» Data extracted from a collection
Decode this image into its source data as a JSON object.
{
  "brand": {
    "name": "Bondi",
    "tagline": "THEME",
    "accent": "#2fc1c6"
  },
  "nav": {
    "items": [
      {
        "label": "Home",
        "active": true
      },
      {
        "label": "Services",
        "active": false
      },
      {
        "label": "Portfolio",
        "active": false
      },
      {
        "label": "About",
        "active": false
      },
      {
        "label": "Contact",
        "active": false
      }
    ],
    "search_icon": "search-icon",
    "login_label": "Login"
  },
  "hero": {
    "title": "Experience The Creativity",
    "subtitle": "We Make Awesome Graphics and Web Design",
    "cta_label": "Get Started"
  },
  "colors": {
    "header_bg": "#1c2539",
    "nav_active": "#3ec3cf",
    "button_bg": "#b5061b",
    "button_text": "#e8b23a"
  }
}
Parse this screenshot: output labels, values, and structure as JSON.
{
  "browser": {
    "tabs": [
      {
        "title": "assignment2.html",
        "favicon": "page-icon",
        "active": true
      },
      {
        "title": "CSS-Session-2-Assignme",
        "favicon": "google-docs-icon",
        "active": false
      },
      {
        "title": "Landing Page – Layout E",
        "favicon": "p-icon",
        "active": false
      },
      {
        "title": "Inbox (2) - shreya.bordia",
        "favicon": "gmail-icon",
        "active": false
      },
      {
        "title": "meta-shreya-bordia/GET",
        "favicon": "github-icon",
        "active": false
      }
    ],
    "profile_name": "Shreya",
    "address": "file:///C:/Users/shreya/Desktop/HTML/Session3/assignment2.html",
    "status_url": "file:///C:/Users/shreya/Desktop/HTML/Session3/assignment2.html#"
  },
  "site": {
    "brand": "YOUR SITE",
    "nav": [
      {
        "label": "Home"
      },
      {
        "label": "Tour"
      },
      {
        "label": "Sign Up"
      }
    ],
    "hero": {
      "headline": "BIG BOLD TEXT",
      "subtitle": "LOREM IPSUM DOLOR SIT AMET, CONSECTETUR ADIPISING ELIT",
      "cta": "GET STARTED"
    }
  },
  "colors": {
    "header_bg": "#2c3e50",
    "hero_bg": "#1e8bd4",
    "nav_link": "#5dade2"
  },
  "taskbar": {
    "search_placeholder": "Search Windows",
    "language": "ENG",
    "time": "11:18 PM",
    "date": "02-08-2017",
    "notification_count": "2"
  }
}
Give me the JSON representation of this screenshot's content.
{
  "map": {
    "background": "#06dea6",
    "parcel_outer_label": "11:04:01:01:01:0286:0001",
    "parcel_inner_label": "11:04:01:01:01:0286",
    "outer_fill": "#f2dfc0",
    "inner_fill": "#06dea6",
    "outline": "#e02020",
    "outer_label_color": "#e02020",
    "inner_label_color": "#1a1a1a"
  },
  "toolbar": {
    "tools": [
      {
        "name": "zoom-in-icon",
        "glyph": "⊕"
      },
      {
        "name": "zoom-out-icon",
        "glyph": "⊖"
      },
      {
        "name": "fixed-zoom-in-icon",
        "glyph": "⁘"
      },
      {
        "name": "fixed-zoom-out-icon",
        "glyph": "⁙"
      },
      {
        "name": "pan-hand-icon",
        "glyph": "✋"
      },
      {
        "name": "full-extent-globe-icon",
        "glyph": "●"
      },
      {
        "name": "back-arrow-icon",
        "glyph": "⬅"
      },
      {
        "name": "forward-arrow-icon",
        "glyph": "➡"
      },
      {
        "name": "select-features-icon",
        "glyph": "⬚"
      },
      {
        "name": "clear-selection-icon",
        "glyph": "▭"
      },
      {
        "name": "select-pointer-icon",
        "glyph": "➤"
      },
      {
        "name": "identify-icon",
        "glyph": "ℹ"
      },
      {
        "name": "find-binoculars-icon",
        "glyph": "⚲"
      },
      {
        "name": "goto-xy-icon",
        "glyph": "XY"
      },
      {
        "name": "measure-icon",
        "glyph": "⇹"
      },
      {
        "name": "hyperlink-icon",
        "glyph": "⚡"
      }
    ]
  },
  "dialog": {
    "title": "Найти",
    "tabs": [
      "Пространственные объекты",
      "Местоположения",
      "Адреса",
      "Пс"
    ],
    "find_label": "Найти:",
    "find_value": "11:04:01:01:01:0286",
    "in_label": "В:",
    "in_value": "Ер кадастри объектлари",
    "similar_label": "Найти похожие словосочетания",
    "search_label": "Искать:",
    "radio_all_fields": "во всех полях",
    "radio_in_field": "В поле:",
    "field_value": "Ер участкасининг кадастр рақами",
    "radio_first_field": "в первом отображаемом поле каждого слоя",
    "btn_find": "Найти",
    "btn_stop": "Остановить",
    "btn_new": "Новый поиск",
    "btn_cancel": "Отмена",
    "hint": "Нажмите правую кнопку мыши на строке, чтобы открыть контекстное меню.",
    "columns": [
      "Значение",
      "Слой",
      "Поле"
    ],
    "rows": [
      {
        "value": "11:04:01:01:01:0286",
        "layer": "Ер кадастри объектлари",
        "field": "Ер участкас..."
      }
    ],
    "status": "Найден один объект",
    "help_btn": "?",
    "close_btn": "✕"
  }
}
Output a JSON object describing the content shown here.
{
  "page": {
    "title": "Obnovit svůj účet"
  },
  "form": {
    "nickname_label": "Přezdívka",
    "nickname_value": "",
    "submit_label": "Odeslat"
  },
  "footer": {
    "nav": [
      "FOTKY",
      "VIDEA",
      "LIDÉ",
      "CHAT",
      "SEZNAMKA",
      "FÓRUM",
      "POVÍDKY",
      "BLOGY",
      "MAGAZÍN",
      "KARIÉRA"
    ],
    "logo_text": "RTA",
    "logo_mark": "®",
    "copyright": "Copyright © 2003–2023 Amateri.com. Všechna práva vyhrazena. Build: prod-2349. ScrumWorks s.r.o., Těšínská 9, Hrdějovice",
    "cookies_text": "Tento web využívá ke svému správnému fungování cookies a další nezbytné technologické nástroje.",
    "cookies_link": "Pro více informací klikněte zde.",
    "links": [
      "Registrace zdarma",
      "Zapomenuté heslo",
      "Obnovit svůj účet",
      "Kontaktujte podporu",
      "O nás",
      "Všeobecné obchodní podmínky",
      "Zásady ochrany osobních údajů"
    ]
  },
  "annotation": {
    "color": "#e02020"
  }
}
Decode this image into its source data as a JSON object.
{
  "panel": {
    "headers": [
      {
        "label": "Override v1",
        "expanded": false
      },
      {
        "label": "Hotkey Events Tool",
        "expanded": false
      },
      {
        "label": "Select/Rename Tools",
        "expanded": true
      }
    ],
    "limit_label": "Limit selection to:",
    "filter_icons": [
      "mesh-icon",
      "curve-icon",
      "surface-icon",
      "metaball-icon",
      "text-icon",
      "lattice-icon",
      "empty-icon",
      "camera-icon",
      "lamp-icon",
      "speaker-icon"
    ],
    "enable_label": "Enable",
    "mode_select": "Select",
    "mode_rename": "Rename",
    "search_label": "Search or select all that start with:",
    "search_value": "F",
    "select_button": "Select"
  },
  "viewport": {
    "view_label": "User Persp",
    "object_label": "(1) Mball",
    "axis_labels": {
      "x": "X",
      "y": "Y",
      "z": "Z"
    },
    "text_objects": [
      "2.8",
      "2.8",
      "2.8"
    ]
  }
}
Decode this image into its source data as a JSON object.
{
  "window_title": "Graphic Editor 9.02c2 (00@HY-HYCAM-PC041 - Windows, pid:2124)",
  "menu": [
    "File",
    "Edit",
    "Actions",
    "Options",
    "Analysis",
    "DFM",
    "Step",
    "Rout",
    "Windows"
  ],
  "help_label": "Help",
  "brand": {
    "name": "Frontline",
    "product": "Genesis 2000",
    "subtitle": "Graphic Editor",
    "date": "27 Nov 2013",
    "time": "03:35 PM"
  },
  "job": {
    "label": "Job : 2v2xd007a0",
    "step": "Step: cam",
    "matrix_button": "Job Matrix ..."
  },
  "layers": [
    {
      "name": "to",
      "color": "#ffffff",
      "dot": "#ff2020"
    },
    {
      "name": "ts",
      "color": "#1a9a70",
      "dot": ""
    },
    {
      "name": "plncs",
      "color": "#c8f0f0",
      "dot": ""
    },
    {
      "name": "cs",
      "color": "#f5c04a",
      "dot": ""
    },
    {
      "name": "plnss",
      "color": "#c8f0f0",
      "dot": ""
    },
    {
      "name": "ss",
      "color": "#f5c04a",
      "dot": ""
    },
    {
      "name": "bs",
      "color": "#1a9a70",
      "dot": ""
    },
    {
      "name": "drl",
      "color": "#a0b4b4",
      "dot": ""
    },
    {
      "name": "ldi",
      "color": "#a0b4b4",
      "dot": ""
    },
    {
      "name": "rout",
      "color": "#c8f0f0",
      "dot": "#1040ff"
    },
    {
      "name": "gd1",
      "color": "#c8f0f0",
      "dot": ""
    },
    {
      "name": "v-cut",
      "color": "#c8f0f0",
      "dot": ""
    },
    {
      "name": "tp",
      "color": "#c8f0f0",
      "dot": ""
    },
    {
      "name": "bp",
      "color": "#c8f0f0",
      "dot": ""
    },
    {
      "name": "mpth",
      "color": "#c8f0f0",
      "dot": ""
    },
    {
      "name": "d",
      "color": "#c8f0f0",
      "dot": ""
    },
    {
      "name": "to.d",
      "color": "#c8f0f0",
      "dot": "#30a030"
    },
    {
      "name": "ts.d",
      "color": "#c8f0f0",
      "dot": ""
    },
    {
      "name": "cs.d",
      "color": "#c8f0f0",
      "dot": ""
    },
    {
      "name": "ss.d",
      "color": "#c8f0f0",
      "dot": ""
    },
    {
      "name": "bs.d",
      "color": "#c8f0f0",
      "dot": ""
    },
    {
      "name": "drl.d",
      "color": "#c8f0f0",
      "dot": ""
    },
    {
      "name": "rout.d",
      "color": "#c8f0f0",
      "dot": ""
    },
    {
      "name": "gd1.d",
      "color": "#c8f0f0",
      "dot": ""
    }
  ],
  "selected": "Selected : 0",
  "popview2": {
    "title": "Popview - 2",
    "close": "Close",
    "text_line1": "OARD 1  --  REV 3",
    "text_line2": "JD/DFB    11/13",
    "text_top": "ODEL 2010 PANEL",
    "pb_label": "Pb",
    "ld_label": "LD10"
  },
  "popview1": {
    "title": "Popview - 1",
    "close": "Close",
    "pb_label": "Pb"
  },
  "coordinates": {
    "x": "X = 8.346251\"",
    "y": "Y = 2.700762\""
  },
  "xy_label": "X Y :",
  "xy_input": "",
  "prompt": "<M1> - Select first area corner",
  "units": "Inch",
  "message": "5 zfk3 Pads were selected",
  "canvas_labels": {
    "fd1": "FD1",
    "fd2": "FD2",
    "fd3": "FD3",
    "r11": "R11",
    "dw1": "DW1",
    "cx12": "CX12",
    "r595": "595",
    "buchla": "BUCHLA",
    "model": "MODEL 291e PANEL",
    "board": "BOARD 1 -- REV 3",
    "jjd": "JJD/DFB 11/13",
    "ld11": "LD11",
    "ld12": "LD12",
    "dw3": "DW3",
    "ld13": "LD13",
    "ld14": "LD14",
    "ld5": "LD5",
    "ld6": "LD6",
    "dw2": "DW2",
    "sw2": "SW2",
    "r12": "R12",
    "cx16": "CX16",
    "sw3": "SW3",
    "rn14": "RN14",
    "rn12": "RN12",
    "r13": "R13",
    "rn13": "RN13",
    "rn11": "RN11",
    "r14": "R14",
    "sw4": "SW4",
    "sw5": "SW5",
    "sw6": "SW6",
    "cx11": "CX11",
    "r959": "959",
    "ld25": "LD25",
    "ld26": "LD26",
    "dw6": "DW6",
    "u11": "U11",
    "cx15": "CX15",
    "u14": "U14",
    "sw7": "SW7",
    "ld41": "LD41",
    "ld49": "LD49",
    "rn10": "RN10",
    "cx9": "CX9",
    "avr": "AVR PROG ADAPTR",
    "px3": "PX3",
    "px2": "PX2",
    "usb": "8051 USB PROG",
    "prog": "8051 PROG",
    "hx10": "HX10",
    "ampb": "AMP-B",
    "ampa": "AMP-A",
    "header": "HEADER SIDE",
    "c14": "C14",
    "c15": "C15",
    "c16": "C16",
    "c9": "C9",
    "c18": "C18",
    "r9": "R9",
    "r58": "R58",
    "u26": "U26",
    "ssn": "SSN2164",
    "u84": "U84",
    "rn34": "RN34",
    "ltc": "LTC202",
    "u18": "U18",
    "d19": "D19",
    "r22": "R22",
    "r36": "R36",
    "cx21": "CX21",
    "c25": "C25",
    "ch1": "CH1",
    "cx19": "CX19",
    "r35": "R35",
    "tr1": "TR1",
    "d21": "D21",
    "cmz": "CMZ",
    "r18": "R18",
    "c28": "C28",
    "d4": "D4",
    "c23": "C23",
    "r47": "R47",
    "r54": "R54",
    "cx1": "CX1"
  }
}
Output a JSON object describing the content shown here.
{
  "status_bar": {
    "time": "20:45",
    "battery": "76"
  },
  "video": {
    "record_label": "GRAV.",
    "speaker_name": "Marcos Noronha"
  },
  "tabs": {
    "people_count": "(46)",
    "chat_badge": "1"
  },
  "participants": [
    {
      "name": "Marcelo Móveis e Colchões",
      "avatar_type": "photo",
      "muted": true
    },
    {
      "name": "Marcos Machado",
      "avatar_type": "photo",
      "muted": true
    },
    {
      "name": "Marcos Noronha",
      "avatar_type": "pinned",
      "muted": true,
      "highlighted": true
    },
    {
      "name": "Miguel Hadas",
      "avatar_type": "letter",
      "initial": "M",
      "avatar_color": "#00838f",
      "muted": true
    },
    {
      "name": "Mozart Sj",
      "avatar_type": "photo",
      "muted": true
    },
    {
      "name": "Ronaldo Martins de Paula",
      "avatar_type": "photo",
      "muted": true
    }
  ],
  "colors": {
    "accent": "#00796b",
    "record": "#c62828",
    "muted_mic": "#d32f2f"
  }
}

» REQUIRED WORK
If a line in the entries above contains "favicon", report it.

» OUTPUT BELOW
        "favicon": "page-icon",
        "favicon": "google-docs-icon",
        "favicon": "p-icon",
        "favicon": "gmail-icon",
        "favicon": "github-icon",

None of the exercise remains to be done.